As espionage activities saw an uptick, federal politicians raised concerns over the lack of vetting process in hiring political staff and a vulnerable security landscape ahead of the next elections.

Pointing to the "highly constrained" backlog for security clearances, Australian National University national security expert William Stolz stressed the need to adopt a structured vetting process, reported.

Stolz's warning comes as a former spy called "Eric" claimed there were 1,200 Chinese intelligence agents working in Australia. Speaking at the Defending Australia Summit on Wednesday, he said the secret agents are working for the Communist regime spying, gathering information and harassing targets who criticize the Chinese government, reported.

Stolz also warned that espionage was increasing across the globe, but the threat was more visible in Australia ahead of the elections.

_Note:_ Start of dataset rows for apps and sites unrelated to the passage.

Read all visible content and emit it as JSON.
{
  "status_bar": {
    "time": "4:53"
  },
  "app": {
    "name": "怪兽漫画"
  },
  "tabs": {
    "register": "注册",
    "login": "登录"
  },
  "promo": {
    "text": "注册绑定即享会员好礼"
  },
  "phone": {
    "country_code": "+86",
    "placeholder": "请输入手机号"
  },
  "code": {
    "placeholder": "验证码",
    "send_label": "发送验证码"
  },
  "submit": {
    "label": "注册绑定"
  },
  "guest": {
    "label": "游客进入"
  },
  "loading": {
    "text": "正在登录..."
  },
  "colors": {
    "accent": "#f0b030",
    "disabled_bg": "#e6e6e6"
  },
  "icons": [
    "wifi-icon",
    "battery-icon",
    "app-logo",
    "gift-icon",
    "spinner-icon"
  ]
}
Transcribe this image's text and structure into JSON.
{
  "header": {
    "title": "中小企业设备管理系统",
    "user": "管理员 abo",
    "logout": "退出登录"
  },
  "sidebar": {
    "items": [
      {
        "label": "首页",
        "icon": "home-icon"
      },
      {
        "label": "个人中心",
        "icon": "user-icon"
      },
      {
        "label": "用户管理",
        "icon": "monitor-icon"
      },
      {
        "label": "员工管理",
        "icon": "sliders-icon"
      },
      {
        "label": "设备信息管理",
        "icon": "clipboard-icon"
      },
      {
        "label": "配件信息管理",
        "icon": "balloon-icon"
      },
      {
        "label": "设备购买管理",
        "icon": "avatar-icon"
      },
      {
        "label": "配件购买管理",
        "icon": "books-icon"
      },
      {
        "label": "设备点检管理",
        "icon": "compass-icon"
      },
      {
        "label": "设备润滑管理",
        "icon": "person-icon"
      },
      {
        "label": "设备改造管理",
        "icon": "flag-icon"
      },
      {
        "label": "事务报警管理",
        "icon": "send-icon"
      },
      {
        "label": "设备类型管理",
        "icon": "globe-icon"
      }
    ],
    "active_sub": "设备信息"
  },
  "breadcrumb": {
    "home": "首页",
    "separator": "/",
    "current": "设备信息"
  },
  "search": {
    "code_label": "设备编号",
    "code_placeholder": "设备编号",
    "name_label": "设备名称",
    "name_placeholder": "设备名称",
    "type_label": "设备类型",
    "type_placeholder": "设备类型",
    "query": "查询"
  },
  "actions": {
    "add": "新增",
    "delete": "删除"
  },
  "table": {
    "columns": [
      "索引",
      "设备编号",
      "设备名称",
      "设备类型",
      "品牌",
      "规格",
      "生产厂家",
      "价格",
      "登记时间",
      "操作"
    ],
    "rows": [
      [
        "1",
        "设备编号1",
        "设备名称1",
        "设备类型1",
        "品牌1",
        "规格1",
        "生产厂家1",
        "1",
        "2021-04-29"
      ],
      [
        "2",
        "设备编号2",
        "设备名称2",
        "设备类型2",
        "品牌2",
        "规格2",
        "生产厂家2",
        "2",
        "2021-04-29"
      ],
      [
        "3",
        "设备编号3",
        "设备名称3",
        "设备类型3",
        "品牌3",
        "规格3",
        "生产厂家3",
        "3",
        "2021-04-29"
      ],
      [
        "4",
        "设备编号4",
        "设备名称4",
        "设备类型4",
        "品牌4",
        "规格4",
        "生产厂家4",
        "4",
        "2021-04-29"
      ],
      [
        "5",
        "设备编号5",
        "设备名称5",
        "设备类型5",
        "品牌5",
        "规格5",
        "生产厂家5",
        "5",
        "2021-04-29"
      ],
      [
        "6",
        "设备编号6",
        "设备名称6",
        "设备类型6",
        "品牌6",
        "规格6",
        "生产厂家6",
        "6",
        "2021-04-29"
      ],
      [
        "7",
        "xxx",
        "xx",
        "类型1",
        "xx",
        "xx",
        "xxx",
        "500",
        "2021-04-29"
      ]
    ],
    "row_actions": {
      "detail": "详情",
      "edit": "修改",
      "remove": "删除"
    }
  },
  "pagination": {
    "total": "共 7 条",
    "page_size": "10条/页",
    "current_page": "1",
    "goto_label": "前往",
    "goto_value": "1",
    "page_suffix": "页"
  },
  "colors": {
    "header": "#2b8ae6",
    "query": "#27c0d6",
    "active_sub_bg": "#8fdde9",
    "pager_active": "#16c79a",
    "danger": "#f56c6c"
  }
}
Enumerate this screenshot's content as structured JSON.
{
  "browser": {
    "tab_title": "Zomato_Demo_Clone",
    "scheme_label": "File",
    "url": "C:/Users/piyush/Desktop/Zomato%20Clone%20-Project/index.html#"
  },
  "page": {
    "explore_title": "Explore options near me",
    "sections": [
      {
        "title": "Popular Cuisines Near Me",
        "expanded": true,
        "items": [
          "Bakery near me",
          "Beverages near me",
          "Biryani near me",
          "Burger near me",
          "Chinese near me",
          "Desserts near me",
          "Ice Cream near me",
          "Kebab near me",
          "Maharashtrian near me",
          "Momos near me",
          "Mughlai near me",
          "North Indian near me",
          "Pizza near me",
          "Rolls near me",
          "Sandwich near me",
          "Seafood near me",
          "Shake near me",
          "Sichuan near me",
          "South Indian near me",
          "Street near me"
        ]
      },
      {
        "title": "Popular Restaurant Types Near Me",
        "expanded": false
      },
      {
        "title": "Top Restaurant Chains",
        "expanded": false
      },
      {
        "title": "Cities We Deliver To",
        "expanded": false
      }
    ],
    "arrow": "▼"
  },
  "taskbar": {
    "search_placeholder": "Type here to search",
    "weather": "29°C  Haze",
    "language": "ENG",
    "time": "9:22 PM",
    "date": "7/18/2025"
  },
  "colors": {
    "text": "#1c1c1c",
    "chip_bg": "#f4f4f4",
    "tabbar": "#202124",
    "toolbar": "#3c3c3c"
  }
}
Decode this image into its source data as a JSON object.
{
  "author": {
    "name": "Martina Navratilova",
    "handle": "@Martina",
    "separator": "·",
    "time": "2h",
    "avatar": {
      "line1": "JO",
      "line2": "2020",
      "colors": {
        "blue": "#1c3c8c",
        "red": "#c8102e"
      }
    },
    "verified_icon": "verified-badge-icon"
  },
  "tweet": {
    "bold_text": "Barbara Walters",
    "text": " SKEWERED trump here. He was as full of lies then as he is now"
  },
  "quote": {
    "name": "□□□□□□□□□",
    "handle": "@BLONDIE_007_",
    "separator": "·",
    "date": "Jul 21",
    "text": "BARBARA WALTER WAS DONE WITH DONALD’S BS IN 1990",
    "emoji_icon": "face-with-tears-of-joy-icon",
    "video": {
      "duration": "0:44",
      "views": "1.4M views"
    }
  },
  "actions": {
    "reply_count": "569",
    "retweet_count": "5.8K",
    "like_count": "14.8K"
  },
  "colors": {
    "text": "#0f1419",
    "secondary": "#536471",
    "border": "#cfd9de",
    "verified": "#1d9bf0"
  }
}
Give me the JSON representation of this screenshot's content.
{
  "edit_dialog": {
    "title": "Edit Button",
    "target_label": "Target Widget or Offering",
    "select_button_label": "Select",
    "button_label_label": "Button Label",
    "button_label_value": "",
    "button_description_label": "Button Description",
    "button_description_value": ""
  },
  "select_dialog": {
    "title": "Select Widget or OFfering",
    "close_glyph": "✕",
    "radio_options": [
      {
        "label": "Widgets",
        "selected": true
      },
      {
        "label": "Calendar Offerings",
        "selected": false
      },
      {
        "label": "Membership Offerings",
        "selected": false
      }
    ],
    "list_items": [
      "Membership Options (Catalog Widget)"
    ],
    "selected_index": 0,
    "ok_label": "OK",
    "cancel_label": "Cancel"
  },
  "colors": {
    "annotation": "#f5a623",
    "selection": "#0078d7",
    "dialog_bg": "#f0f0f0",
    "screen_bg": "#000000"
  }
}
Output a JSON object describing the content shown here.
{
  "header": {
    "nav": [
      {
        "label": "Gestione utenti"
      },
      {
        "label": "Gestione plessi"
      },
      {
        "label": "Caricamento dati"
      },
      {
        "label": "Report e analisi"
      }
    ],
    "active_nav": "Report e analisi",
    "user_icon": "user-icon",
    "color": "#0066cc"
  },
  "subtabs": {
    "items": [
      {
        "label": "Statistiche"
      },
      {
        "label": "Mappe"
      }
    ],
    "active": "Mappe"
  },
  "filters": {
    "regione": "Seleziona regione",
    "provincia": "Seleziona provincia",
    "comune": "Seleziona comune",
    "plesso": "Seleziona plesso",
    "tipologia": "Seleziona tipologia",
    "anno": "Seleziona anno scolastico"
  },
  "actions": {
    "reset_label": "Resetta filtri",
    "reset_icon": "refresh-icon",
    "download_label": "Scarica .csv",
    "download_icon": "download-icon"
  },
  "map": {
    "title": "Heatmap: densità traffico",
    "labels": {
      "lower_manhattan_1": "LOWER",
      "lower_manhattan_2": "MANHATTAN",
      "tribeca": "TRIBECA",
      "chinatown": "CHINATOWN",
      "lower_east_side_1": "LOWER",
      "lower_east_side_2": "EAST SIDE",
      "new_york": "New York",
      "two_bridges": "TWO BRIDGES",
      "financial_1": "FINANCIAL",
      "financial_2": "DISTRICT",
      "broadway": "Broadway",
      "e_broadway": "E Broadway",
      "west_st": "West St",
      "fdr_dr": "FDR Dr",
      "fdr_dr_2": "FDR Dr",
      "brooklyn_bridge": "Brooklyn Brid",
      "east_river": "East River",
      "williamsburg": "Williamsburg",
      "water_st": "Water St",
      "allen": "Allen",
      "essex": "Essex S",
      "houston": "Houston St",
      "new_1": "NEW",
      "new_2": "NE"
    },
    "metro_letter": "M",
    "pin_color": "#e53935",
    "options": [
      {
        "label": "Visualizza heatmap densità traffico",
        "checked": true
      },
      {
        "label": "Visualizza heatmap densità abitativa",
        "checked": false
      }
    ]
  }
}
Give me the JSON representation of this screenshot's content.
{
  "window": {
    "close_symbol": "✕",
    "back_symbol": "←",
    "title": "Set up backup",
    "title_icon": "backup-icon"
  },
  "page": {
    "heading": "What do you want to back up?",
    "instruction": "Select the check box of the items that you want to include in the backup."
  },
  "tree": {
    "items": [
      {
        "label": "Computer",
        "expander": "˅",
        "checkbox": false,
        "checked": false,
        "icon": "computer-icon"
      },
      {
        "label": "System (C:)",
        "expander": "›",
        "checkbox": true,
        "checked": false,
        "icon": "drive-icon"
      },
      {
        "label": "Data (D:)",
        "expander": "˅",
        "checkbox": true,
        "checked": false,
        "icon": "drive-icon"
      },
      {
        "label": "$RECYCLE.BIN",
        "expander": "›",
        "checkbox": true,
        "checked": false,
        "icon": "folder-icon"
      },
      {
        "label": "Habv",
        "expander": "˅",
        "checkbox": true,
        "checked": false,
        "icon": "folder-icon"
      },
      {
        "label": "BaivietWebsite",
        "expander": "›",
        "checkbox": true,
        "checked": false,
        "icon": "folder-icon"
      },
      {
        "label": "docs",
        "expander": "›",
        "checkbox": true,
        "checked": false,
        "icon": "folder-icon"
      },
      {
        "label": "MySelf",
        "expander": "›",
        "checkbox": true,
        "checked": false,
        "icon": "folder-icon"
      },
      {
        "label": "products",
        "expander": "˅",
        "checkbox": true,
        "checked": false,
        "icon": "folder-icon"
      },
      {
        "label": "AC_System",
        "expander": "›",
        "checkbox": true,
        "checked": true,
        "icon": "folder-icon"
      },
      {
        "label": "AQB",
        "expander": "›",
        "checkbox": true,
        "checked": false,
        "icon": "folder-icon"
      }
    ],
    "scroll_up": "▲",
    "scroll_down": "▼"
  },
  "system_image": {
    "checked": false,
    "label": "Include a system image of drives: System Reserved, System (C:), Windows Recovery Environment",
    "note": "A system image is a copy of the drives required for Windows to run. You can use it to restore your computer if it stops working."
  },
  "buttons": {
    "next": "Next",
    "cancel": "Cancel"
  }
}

"Political staff are essentially hired and fired at the discretion of a member of parliament – they do have to undergo basic police checks but there's no security clearance process," Stolz said. "It's highly concerning and for a country of Australia's sophistication – and given the seriousness of MPs and senators being targeted – it's no longer appropriate political staff are not better vetted and security cleared."

He pointed out that apart from China, Australia was also under the surveillance of countries like Russia, India, Iran and Turkey.

At the Defending Australia Summit, Deputy Prime Minister and Defense Minister Richard Marles acknowledged the challenges faced by Australia due to the military expansion by China in the Indo-Pacific region. However, Marles added that China was a strategic trade partner for Australia and the federal government wanted to maintain a strong relationship with the Asian country.

Opposition home affairs spokesman James Paterson, however, demanded serious action by the government to counter Chinese intelligence in Australia.

"These are very shocking revelations and even if the number is not quite as high, it is no doubt that China is the number one source of espionage and foreign interference risk in this country," Paterson said. "We must be very robust in standing up for ourselves. We must provide our agencies with the resources and the powers that they need to defend our democracy because nothing less than that is at stake."